Here is a little something I found on plastic.com this morning….the whole article appeared in the NY Times
‘The surprising result to us was that if the father was alive or dead didn’t matter. If the grandmother dies, you notice it; if the father does, you don’t.’ ‘There’s a new mystery which has flummoxed biologists and anthropologists: grannies. It seems these researchers have been blown away by the discovery that the presence of maternal grannies offers an unexpectedly potent boon on the lives of their grand kids. Consider the positive influence of grannies in rural Gambia: ‘The anthropologists found that for Gambian toddlers, weaned from the protective balm of breast milk but not yet possessing strength and immune vigor of their own, the presence of a grandmother cut their chances of dying in half.’
‘Interestingly, paternal grannies instead have a neutral or even negative influence on their grand kids. Researchers working on Japan found that ‘when a maternal grandmother lived in the household, boys were 52 percent less likely to die in childhood than if there was no grandmother present. Conversely, when the father’s mother lived in the house, boys were 62 percent more likely to die than were those without a resident grandma.’ But how do grandmas work their potent powers? Alas, the frustrated researchers have no clue. Clearly the grannies are doing something; exactly what this is is anybody’s guess.’
At last I received some “Best of Ottmar Liebert” CDs from Epic Records. I must admit that it is a nice compilation, although it would have been nice if they had asked me and we could have added one or two unreleased versions of these songs to make the package more special.

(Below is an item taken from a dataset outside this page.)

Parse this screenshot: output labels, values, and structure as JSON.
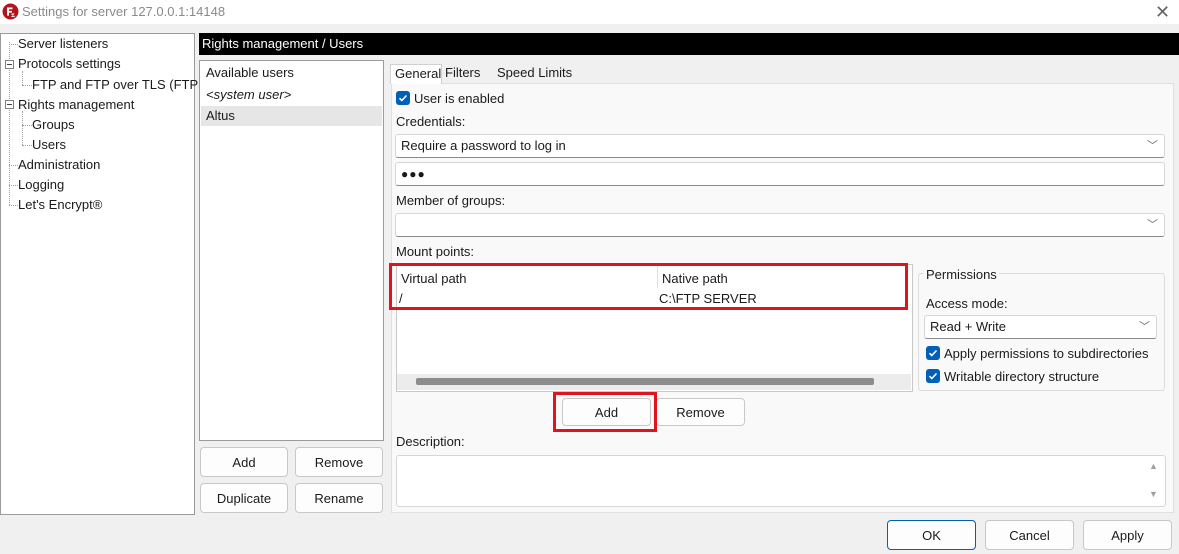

Ten years of life unfold for me when I listen to the album. Different versions of the Luna Negra band, different studios, countless tours in the USA, Canada, Mexico, Australia, New Zealand, South America…ten years are a long time and it is strange to have it summed up on one CD. I do think the guitar sound got better with every album and the last three songs (from “Little Wing) on the compilation SOUND the best to me although there is always a special place in my heart for the songs from “The Hours between Night + Day”.